He also alleged that it would be easy for Mr. Fahie to get away, noting that the former premier has previously discussed using private vessels and planes and his connections to fixers and smugglers.
“South Florida is dotted with unmonitored marinas and private airports,” Mr. Gonzalez wrote. “If released, [Mr. Fahie] is one snipped ankle monitor away from disappearing forever.”
But Ms. Van Vliet stated Monday that Mr. Fahie has no intention of fleeing, and that a bond would secure his appearance in court.
Prosecutors, she claimed, had tried to downplay his ties to South Florida and unfairly painted his travel history as evidence of his predisposition to flee.
Their presumptions, she argued, ignore “the fact that the overwhelming majority of such travel, primarily in the Caribbean, was related to official business undertaken by Mr. Fahie in his previous role as the premier of the BVI.”
She also claimed that her arguments were buttressed by “discrepancies” in prosecutors’ previous filings.
According to the attorney, prosecutors described the origin of the sting operation that led to Mr. Fahie’s arrest differently in their motion to revoke the bond than in their April 28 complaint, and did not offer any explanation for this apparent change in narrative.
In arguing that there is legal precedent for Mr. Fahie’s bond release, she pointed to a recent case involving child pornography and enticement in which the allegations were heinous and the prosecution’s evidence strong.
Nonetheless, “there were still conditions that could be imposed to assure the defendant’s presence,” Ms. Van Vliet stated, adding that “the court considered allegations that carried the presumption of flight and danger to the community.”
She then quoted a court ruling in that case: “‘Even if there is a risk of nonappearance and/or a risk of danger to the community, detention is only warranted if those risks cannot be sufficiently mitigated by conditions of release.’”
The ruling, she said, added, “‘Those risks need not be mitigated completely.

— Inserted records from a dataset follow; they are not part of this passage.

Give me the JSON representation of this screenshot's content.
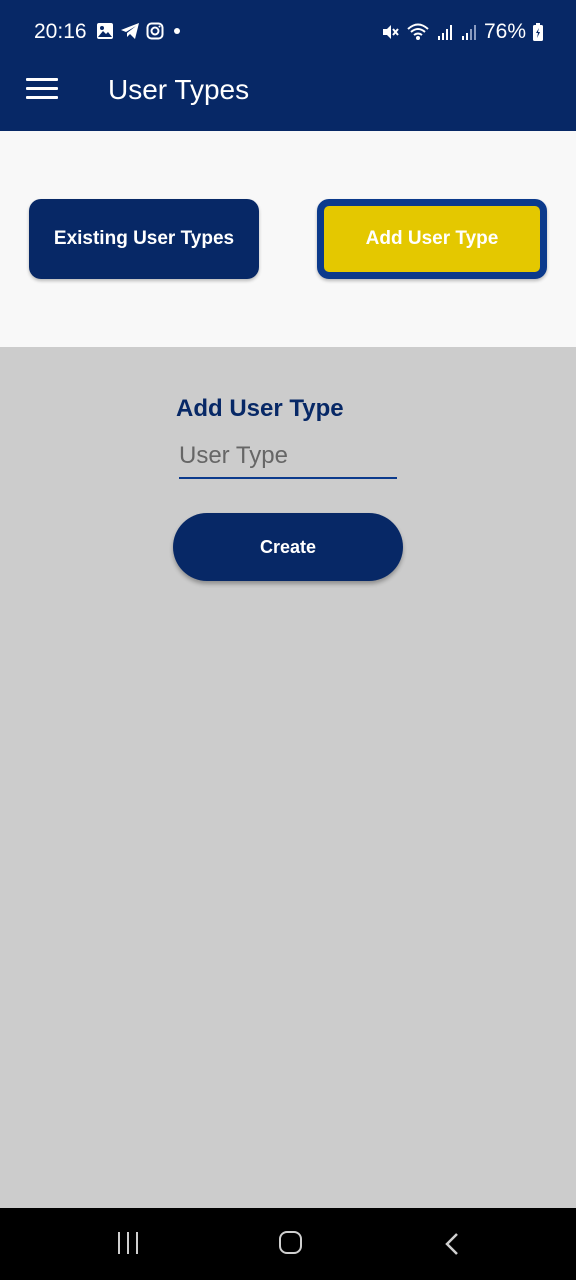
{
  "status_bar": {
    "time": "20:16",
    "battery_percent": "76%",
    "left_icons": [
      "gallery-icon",
      "telegram-icon",
      "instagram-icon",
      "dot-icon"
    ],
    "right_icons": [
      "mute-icon",
      "wifi-icon",
      "signal-icon",
      "signal-icon-2",
      "battery-icon"
    ]
  },
  "app_bar": {
    "title": "User Types",
    "menu_icon": "hamburger-menu-icon"
  },
  "tabs": {
    "existing_label": "Existing User Types",
    "add_label": "Add User Type",
    "active": "add"
  },
  "form": {
    "title": "Add User Type",
    "user_type_placeholder": "User Type",
    "user_type_value": "",
    "create_label": "Create"
  },
  "colors": {
    "primary": "#072866",
    "accent": "#e4c800",
    "content_bg": "#cccccc",
    "tabs_bg": "#f8f8f8"
  },
  "nav_bar": {
    "recents_icon": "recents-icon",
    "home_icon": "home-icon",
    "back_icon": "back-icon"
  }
}
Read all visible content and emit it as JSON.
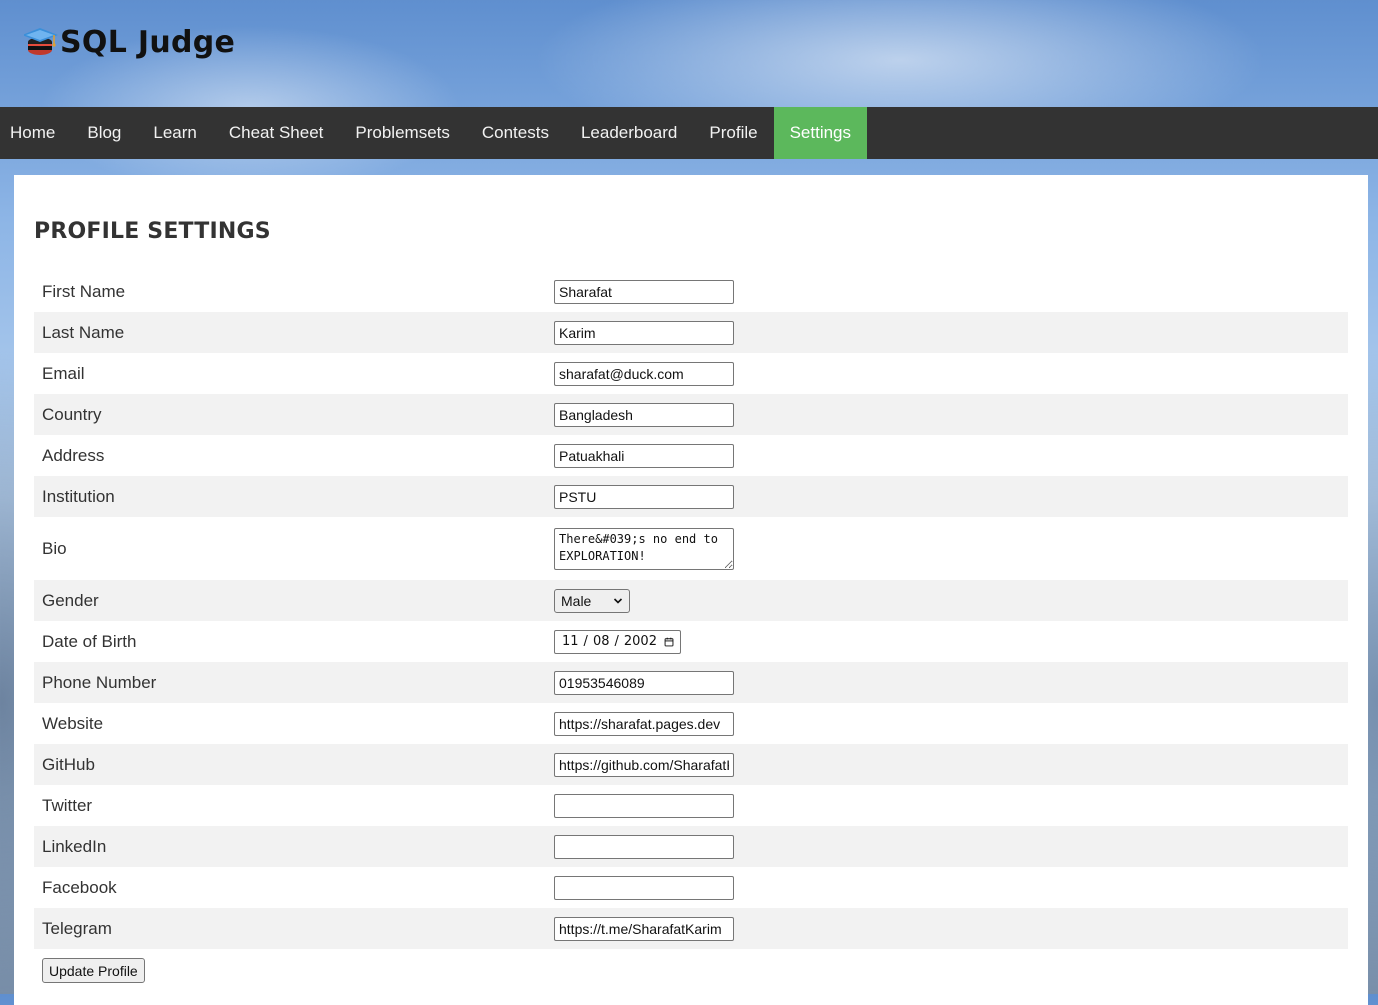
{
  "site": {
    "title": "SQL Judge",
    "logo_icon": "graduation-cap-icon"
  },
  "nav": {
    "items": [
      {
        "label": "Home",
        "active": false
      },
      {
        "label": "Blog",
        "active": false
      },
      {
        "label": "Learn",
        "active": false
      },
      {
        "label": "Cheat Sheet",
        "active": false
      },
      {
        "label": "Problemsets",
        "active": false
      },
      {
        "label": "Contests",
        "active": false
      },
      {
        "label": "Leaderboard",
        "active": false
      },
      {
        "label": "Profile",
        "active": false
      },
      {
        "label": "Settings",
        "active": true
      }
    ],
    "active_color": "#5cb85c",
    "bar_color": "#333333"
  },
  "page": {
    "title": "PROFILE SETTINGS"
  },
  "form": {
    "first_name": {
      "label": "First Name",
      "value": "Sharafat"
    },
    "last_name": {
      "label": "Last Name",
      "value": "Karim"
    },
    "email": {
      "label": "Email",
      "value": "sharafat@duck.com"
    },
    "country": {
      "label": "Country",
      "value": "Bangladesh"
    },
    "address": {
      "label": "Address",
      "value": "Patuakhali"
    },
    "institution": {
      "label": "Institution",
      "value": "PSTU"
    },
    "bio": {
      "label": "Bio",
      "value": "There&#039;s no end to EXPLORATION!"
    },
    "gender": {
      "label": "Gender",
      "value": "Male"
    },
    "dob": {
      "label": "Date of Birth",
      "day": "11",
      "month": "08",
      "year": "2002"
    },
    "phone": {
      "label": "Phone Number",
      "value": "01953546089"
    },
    "website": {
      "label": "Website",
      "value": "https://sharafat.pages.dev"
    },
    "github": {
      "label": "GitHub",
      "value": "https://github.com/SharafatKarim"
    },
    "twitter": {
      "label": "Twitter",
      "value": ""
    },
    "linkedin": {
      "label": "LinkedIn",
      "value": ""
    },
    "facebook": {
      "label": "Facebook",
      "value": ""
    },
    "telegram": {
      "label": "Telegram",
      "value": "https://t.me/SharafatKarim"
    },
    "submit_label": "Update Profile"
  }
}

A person cannot be detained if there are conditions that would reasonably assure their appearance and the safety of the community.’”
That defendant was released on a $100,000 personal surety bond co-signed by their parents and placed on house arrest with electronic monitoring, Ms. Van Vliet noted, adding that Mr. Fahie “has the most restrictive bond possible.”
Besides a $500,000 corporate surety bond, he would be required to wear a GPS monitor and reside under “24-hour lockdown,” the attorney wrote. “For the foregoing reasons, Mr. Fahie respectfully requests that the motion be denied and respectfully requests this court to order [him] released on the conditions set by the magistrate judge or upon such additional conditions as the court may deem proper,” Ms. Van Vliet added.